Up to 80% of the world’s tinned tuna brands have formed the International Seafood Sustainability Foundation (ISSF) (3), the proclaimed mission of which is to ‘undertake science-based initiatives for the long-term conservation and sustainable use of tuna stocks, reducing bycatch and promoting ecosystem health.’ ISSF member companies, also present in Bangkok, are either large producers or processors of tuna caught using FADs and contribute to the decline of tuna, sharks, turtles and other vulnerable marine life. Greenpeace is urging the ISSF to stop sourcing purse seine FAD-caught tuna.

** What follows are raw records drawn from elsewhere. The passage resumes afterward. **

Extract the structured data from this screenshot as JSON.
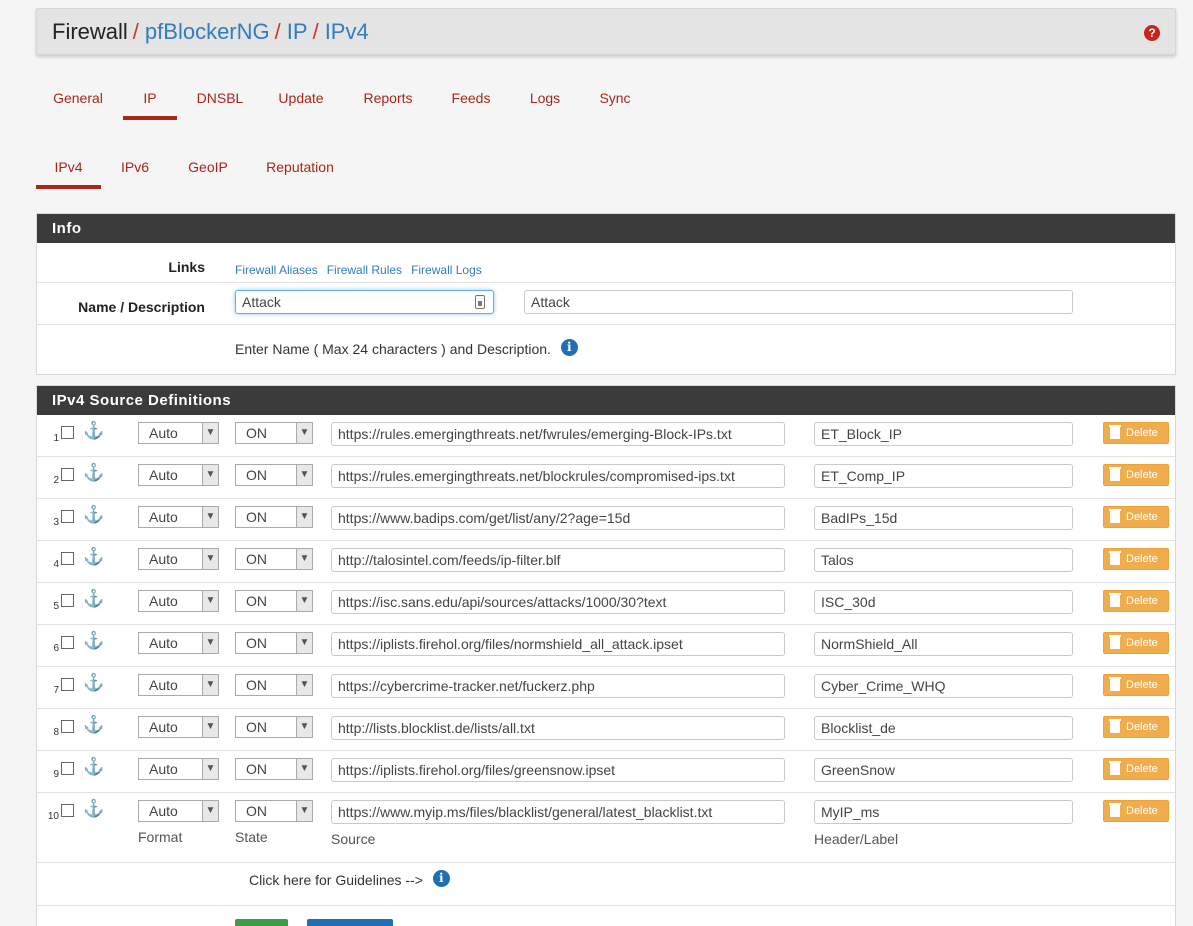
{
  "breadcrumb": {
    "items": [
      "Firewall",
      "pfBlockerNG",
      "IP",
      "IPv4"
    ]
  },
  "tabs_main": [
    {
      "label": "General",
      "width": 84
    },
    {
      "label": "IP",
      "width": 54,
      "active": true
    },
    {
      "label": "DNSBL",
      "width": 86
    },
    {
      "label": "Update",
      "width": 80
    },
    {
      "label": "Reports",
      "width": 92
    },
    {
      "label": "Feeds",
      "width": 74
    },
    {
      "label": "Logs",
      "width": 74
    },
    {
      "label": "Sync",
      "width": 66
    }
  ],
  "tabs_sub": [
    {
      "label": "IPv4",
      "active": true
    },
    {
      "label": "IPv6"
    },
    {
      "label": "GeoIP"
    },
    {
      "label": "Reputation"
    }
  ],
  "info": {
    "heading": "Info",
    "links_label": "Links",
    "links": [
      "Firewall Aliases",
      "Firewall Rules",
      "Firewall Logs"
    ],
    "name_label": "Name / Description",
    "name_value": "Attack",
    "description_value": "Attack",
    "help_text": "Enter Name ( Max 24 characters ) and Description."
  },
  "sources": {
    "heading": "IPv4 Source Definitions",
    "rows": [
      {
        "num": "1",
        "format": "Auto",
        "state": "ON",
        "source": "https://rules.emergingthreats.net/fwrules/emerging-Block-IPs.txt",
        "label": "ET_Block_IP"
      },
      {
        "num": "2",
        "format": "Auto",
        "state": "ON",
        "source": "https://rules.emergingthreats.net/blockrules/compromised-ips.txt",
        "label": "ET_Comp_IP"
      },
      {
        "num": "3",
        "format": "Auto",
        "state": "ON",
        "source": "https://www.badips.com/get/list/any/2?age=15d",
        "label": "BadIPs_15d"
      },
      {
        "num": "4",
        "format": "Auto",
        "state": "ON",
        "source": "http://talosintel.com/feeds/ip-filter.blf",
        "label": "Talos"
      },
      {
        "num": "5",
        "format": "Auto",
        "state": "ON",
        "source": "https://isc.sans.edu/api/sources/attacks/1000/30?text",
        "label": "ISC_30d"
      },
      {
        "num": "6",
        "format": "Auto",
        "state": "ON",
        "source": "https://iplists.firehol.org/files/normshield_all_attack.ipset",
        "label": "NormShield_All"
      },
      {
        "num": "7",
        "format": "Auto",
        "state": "ON",
        "source": "https://cybercrime-tracker.net/fuckerz.php",
        "label": "Cyber_Crime_WHQ"
      },
      {
        "num": "8",
        "format": "Auto",
        "state": "ON",
        "source": "http://lists.blocklist.de/lists/all.txt",
        "label": "Blocklist_de"
      },
      {
        "num": "9",
        "format": "Auto",
        "state": "ON",
        "source": "https://iplists.firehol.org/files/greensnow.ipset",
        "label": "GreenSnow"
      },
      {
        "num": "10",
        "format": "Auto",
        "state": "ON",
        "source": "https://www.myip.ms/files/blacklist/general/latest_blacklist.txt",
        "label": "MyIP_ms"
      }
    ],
    "delete_label": "Delete",
    "col_format": "Format",
    "col_state": "State",
    "col_source": "Source",
    "col_label": "Header/Label",
    "guidelines_text": "Click here for Guidelines -->"
  }
}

Greenpeace is also calling upon retailers to not buy tuna from the companies that refuse to move away from FAD’s, including ISSF companies such as Princes, Bumble Bee/Clover Leaf  and others.

“ISSF and its member companies are hiding behind a three year research program on bycatch reduction as the reason for not moving away from FAD fishing,” said Sari Tolvanen, Greenpeace International oceans campaigner. “Recently, scientists have presented evidence that a ban on FADs is the most efficient solution to the by-catch problem associated with this fishing method. Such a ban should be a prerequisite for ISSF members’ sourcing policies, in response to consumer demand for sustainable seafood products..”

Greenpeace is campaigning for healthy oceans by working to create a global network of marine reserves to cover 40 percent of the world’s oceans and to make the fishing industry more sustainable - necessary steps to vibrant oceans and fish for the future.


(1) Now, for the first time a Japanese scientists report the decline in Skipjack Tuna at the edge of its range in Japan. Similar declines in Skipjack catch have been experienced in Australia, New Zealand and Vietnam as the Skipjack stock range contracts. Uosaki i, et al. 2010. Recent status of Japanese skipjack fishery in the vicinity of Japan. WCPFC-SC6-2010/SA- WP-07

(2) Harley, Williams and Hampton 2010, Characterisation of purse seine fishing activities during the 2009 FAD closure.  WCPFC-SC6-2010/MI-WP-03

(3) Member Companies are Bolton Alimentari; Bumble Bee Foods, LLC / Clover Leaf Seafoods; MW Brands; Princes Ltd.; Sea Value Co., Ltd.; StarKist Co.; Thai Union Manufacturing Co. Ltd / Chicken of the Sea Intl.; TriMarine International, Frinsa SA, Nirsa. S.A.